The $54 million effort was primarily paid for by ObamaCare's Prevention and Public Health Fund.
One ad featured a woman, Terrie, who smoked up to two packs a day and was diagnosed with oral and throat cancer at age 40. Her larynx was eventually removed and she speaks using an artificial voice box.
Another man, Bill, had his leg amputated due to poor circulation that was exacerbated by smoking. He also suffers from diabetes, blindness and kidney problems.
Officials with the CDC praised the campaign as a cheap way to discourage smoking, one of the leading preventable causes of death in the United States.
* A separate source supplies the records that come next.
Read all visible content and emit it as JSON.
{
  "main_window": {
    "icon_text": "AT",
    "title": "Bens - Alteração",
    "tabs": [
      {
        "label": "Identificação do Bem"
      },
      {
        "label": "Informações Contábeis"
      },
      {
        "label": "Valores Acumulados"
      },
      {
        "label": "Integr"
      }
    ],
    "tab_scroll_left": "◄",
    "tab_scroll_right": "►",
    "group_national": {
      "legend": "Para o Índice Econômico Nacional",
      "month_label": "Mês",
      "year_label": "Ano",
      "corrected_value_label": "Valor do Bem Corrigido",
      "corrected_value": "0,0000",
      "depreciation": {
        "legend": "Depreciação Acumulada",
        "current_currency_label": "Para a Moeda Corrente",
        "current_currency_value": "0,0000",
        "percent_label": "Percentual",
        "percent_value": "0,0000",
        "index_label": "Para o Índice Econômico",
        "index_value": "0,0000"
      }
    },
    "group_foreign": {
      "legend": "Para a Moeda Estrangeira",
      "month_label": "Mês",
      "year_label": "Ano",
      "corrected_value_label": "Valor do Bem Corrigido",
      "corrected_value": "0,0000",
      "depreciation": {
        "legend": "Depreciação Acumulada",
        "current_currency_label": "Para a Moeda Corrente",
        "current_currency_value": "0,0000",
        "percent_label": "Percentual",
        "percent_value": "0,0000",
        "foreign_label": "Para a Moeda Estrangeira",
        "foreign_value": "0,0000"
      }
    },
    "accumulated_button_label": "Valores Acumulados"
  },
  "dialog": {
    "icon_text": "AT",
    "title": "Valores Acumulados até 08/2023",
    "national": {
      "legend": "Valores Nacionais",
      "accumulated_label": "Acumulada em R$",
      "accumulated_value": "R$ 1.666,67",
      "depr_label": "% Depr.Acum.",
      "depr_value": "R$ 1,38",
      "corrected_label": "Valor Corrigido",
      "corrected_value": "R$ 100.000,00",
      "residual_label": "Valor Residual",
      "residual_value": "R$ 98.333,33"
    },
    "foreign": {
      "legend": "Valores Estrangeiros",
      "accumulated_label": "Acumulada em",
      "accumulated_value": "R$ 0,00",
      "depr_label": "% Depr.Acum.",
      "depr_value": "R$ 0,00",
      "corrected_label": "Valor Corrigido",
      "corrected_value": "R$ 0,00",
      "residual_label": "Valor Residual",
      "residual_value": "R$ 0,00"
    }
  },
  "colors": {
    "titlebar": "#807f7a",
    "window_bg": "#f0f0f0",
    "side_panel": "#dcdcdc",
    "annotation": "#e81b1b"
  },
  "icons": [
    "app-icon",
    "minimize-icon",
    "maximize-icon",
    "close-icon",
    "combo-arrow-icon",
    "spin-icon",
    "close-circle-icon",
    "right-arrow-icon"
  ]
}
About 1 in 5 U.S. deaths is connected to cigarette use, the agency said.
Health advocates also touted the campaign's first phase as an "incredible success" and argued that the tobacco industry stands in the way of efforts to quit smoking.
"The impressive results from the first phase of this campaign prove the value in continuing this education effort for years to come," said the American Cancer Society Cancer Action Network in a statement.